10- What is the most memorable trait or visual oddity of one of your characters? (Example: Jorek scratching his neck in Carve the Mark, or Harry Potter's lightning bolt scar.)
Funny you mention lightning bolts. I think the most memorable trait of Shelley is that she was struck by lightning as a teenager. And the grueling recovery from that experience made her into someone who is compelled to maximize her time and sees everything in her life in terms of value and productivity.
11- In what ways are the main characters in your book diverse? https://diversebooks.org #WeNeedDiverseBooks
So, my main character is not diverse: she’s white, rich, and the CEO of a tech company. She is atypical, in the sense that there aren’t many women CEOs, but she’s privileged in all the ways you’d expect (and not particularly aware of her privilege, either).
Alternative question 11: What's your favorite book with a diverse main character?
My favorite book with a diverse main character is Americanah, by Chimamanda Ngozi Adichie. It’s such an enjoyable book, pleasurable and perceptive and absorbing.
12- Does your book hold a mirror up to society, and in what way?
It’s in part about the contradictory expectations we impose on women in power: that they must be warm, involved mothers, while also clocking long hours at the office; that they should be attractive yet not vain; assertive but not shrill or pushy; fit but “feminine” looking; able to project gravitas but not old. It sets up a very complicated set of expectations for women in power. I think it’s something to think about, especially as we see an increasing number of women running for elected office. I’d like to see us examine our assumptions about what we expect of women in power, how we talk about and write about them, the question we ask them, the criticisms we raise.
13- As a reader, what most motivates you to buy a new book to read?
I’ve been thinking about this a lot lately.
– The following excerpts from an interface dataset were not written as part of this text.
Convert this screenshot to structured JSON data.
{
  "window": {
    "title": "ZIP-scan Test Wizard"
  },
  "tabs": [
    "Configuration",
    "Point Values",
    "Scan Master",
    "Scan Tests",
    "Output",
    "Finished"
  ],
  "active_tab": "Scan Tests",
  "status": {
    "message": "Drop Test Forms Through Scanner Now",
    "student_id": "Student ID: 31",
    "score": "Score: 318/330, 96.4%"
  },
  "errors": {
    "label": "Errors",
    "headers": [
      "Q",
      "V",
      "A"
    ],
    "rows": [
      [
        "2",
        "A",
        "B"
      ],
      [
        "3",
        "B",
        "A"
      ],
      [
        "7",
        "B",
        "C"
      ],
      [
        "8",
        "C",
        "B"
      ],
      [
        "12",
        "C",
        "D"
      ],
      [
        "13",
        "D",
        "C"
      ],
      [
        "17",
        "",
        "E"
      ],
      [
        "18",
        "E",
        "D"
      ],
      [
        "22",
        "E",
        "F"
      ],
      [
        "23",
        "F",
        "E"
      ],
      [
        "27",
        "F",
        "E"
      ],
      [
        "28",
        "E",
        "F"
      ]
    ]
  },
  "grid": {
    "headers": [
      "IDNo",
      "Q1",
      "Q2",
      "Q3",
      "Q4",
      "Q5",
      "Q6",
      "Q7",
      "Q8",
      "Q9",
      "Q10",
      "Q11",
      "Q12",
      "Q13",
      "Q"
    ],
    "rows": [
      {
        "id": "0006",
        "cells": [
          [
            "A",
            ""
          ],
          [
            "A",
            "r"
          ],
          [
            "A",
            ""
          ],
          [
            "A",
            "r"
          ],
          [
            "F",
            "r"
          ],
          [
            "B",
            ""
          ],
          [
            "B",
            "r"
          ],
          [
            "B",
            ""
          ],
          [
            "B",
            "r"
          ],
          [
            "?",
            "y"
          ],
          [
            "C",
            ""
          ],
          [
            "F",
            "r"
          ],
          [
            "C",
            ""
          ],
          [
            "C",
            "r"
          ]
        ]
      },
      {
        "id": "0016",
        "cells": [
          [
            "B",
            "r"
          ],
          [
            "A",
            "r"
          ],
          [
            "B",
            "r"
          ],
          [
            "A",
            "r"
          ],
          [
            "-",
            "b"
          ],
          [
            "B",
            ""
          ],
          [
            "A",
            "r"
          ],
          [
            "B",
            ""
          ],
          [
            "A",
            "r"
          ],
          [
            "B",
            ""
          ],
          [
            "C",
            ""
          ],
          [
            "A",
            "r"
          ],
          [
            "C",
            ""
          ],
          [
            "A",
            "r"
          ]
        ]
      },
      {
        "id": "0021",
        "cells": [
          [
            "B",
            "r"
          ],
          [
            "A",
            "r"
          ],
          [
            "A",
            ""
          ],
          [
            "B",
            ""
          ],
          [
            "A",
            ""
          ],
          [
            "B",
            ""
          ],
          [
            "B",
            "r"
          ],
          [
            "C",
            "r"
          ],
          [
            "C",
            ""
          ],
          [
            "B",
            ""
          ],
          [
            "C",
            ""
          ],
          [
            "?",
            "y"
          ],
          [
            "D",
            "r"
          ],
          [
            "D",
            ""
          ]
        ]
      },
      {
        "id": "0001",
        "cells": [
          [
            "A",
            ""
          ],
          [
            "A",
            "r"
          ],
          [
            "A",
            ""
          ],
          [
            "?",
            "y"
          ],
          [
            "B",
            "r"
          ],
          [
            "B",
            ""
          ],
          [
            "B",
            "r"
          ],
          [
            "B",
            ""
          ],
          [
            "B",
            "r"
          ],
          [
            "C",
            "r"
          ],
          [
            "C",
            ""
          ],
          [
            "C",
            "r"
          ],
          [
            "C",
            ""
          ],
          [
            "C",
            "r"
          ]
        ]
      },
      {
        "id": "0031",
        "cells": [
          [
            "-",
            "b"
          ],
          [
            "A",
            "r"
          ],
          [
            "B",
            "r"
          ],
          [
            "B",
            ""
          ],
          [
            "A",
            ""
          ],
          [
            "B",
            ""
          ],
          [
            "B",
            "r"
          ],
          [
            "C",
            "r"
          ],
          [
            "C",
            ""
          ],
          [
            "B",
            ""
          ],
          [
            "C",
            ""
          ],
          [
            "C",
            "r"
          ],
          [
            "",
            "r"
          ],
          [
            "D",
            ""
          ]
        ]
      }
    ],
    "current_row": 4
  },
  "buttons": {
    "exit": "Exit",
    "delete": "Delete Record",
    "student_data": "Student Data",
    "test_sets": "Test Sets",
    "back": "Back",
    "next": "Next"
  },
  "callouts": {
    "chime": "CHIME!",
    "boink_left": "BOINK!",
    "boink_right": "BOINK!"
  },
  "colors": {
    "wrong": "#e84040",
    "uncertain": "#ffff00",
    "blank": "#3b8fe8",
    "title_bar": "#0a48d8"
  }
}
The most obvious one is social pressure because the author is someone I know. Or going to a book event because I’m curious about the author and feeling a desire to support the bookstore or the author. Or feeling kind of down and wanting to treat myself to a book that will cheer me up. I also buy a lot of books as gifts. (I have to throw in here that The Glitch would make a very appealing gift!)
14- What's the best book marketing strategy you've come across?
Infiltrate the White House, get the scoop, and then tell all? That wasn’t possible for this book, though.
I think doing more of a pre-pub push to get preorders would be a good idea. I didn’t do that, but I think it makes sense.
15- What is one question or discussion topic which you would like the readers of this interview to answer or remark on in the comments?
How do you feel about the trend of covers that are abstract designs, rather than images or illustrations? Does it make it harder for you to jump into the book and get started? (I think it does for me). Or do you like the mystery/non-specificity of an abstract design rather than a defining image?
16- Anything else you would care to share about your book and yourself?
Shelley Stone, wife, mother, and CEO of the tech company Conch, is committed to living her most efficient life. She takes her "me time" at 3:30 a.m. on the treadmill, power naps while waiting in line, schedules sex with her husband for when they're already changing their clothes, and takes a men's multivitamin because she refuses to participate in her own oppression. But when she meets a young woman also named Shelley Stone who also has the exact same scar on her shoulder, Shelley has to wonder: Is she finally buckling under all the pressure?
Elisabeth Cohen's work has appeared in The Mississippi Review, The Cincinnati Review, Conjunctions, McSweeney's, and The Millions. She graduated from Princeton University and has an MA from the Writing Seminars at Johns Hopkins and an MLS from the University of Maryland. She works as a medical editor and lives outside Philadelphia with her husband and two sons.
The Glitch by Elisabeth Cohen